═══ Records to process
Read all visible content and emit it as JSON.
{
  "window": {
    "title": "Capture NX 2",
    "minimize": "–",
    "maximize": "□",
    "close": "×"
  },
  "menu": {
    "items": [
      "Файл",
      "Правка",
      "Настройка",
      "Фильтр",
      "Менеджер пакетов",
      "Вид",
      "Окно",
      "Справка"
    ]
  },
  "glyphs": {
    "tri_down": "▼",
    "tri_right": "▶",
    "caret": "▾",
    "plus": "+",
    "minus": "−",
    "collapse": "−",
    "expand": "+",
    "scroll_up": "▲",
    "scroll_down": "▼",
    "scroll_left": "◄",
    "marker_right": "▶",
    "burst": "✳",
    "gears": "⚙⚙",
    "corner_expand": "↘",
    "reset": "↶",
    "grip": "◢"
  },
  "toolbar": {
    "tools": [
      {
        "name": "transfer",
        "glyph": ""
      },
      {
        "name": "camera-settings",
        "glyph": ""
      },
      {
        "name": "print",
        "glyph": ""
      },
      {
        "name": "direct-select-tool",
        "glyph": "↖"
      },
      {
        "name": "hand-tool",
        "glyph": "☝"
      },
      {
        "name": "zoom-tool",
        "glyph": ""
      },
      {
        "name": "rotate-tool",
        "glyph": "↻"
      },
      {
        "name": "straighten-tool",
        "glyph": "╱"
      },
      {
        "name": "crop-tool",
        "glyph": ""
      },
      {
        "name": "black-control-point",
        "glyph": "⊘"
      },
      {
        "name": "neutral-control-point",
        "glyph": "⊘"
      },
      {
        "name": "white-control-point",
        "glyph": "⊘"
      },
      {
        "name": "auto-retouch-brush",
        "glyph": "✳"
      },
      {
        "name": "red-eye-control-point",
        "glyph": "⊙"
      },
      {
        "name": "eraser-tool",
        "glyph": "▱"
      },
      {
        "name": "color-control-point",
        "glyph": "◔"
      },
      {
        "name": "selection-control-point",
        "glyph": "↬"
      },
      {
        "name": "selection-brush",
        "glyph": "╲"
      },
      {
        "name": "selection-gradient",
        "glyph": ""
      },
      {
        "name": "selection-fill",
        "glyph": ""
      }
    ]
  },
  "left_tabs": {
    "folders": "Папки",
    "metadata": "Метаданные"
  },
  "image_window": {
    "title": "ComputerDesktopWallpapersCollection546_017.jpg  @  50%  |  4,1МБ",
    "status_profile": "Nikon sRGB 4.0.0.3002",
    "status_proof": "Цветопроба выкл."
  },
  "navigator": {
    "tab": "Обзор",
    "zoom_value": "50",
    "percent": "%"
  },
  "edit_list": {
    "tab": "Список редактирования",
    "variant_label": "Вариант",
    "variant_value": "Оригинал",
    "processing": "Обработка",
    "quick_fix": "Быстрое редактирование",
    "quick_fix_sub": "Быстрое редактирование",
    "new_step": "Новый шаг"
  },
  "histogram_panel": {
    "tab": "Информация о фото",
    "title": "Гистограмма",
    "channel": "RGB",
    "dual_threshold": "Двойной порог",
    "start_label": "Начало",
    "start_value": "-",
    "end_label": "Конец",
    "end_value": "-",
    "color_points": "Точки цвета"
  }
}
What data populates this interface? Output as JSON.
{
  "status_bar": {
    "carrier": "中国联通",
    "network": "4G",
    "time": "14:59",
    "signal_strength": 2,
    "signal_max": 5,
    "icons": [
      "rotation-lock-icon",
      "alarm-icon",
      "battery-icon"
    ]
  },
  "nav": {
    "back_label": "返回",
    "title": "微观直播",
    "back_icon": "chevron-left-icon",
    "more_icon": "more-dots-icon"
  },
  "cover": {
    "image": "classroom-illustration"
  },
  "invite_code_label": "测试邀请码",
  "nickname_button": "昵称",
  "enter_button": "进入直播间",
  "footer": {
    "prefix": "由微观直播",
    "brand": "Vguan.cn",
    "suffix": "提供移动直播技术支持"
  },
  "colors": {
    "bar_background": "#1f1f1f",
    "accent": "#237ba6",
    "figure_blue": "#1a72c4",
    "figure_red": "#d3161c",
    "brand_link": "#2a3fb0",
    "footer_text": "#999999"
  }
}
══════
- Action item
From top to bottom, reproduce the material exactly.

- Problem solution
Read all visible content and emit it as JSON.
{
  "window": {
    "title": "Capture NX 2",
    "minimize": "–",
    "maximize": "□",
    "close": "×"
  },
  "menu": {
    "items": [
      "Файл",
      "Правка",
      "Настройка",
      "Фильтр",
      "Менеджер пакетов",
      "Вид",
      "Окно",
      "Справка"
    ]
  },
  "glyphs": {
    "tri_down": "▼",
    "tri_right": "▶",
    "caret": "▾",
    "plus": "+",
    "minus": "−",
    "collapse": "−",
    "expand": "+",
    "scroll_up": "▲",
    "scroll_down": "▼",
    "scroll_left": "◄",
    "marker_right": "▶",
    "burst": "✳",
    "gears": "⚙⚙",
    "corner_expand": "↘",
    "reset": "↶",
    "grip": "◢"
  },
  "toolbar": {
    "tools": [
      {
        "name": "transfer",
        "glyph": ""
      },
      {
        "name": "camera-settings",
        "glyph": ""
      },
      {
        "name": "print",
        "glyph": ""
      },
      {
        "name": "direct-select-tool",
        "glyph": "↖"
      },
      {
        "name": "hand-tool",
        "glyph": "☝"
      },
      {
        "name": "zoom-tool",
        "glyph": ""
      },
      {
        "name": "rotate-tool",
        "glyph": "↻"
      },
      {
        "name": "straighten-tool",
        "glyph": "╱"
      },
      {
        "name": "crop-tool",
        "glyph": ""
      },
      {
        "name": "black-control-point",
        "glyph": "⊘"
      },
      {
        "name": "neutral-control-point",
        "glyph": "⊘"
      },
      {
        "name": "white-control-point",
        "glyph": "⊘"
      },
      {
        "name": "auto-retouch-brush",
        "glyph": "✳"
      },
      {
        "name": "red-eye-control-point",
        "glyph": "⊙"
      },
      {
        "name": "eraser-tool",
        "glyph": "▱"
      },
      {
        "name": "color-control-point",
        "glyph": "◔"
      },
      {
        "name": "selection-control-point",
        "glyph": "↬"
      },
      {
        "name": "selection-brush",
        "glyph": "╲"
      },
      {
        "name": "selection-gradient",
        "glyph": ""
      },
      {
        "name": "selection-fill",
        "glyph": ""
      }
    ]
  },
  "left_tabs": {
    "folders": "Папки",
    "metadata": "Метаданные"
  },
  "image_window": {
    "title": "ComputerDesktopWallpapersCollection546_017.jpg  @  50%  |  4,1МБ",
    "status_profile": "Nikon sRGB 4.0.0.3002",
    "status_proof": "Цветопроба выкл."
  },
  "navigator": {
    "tab": "Обзор",
    "zoom_value": "50",
    "percent": "%"
  },
  "edit_list": {
    "tab": "Список редактирования",
    "variant_label": "Вариант",
    "variant_value": "Оригинал",
    "processing": "Обработка",
    "quick_fix": "Быстрое редактирование",
    "quick_fix_sub": "Быстрое редактирование",
    "new_step": "Новый шаг"
  },
  "histogram_panel": {
    "tab": "Информация о фото",
    "title": "Гистограмма",
    "channel": "RGB",
    "dual_threshold": "Двойной порог",
    "start_label": "Начало",
    "start_value": "-",
    "end_label": "Конец",
    "end_value": "-",
    "color_points": "Точки цвета"
  }
}
What data populates this interface? Output as JSON.
{
  "status_bar": {
    "carrier": "中国联通",
    "network": "4G",
    "time": "14:59",
    "signal_strength": 2,
    "signal_max": 5,
    "icons": [
      "rotation-lock-icon",
      "alarm-icon",
      "battery-icon"
    ]
  },
  "nav": {
    "back_label": "返回",
    "title": "微观直播",
    "back_icon": "chevron-left-icon",
    "more_icon": "more-dots-icon"
  },
  "cover": {
    "image": "classroom-illustration"
  },
  "invite_code_label": "测试邀请码",
  "nickname_button": "昵称",
  "enter_button": "进入直播间",
  "footer": {
    "prefix": "由微观直播",
    "brand": "Vguan.cn",
    "suffix": "提供移动直播技术支持"
  },
  "colors": {
    "bar_background": "#1f1f1f",
    "accent": "#237ba6",
    "figure_blue": "#1a72c4",
    "figure_red": "#d3161c",
    "brand_link": "#2a3fb0",
    "footer_text": "#999999"
  }
}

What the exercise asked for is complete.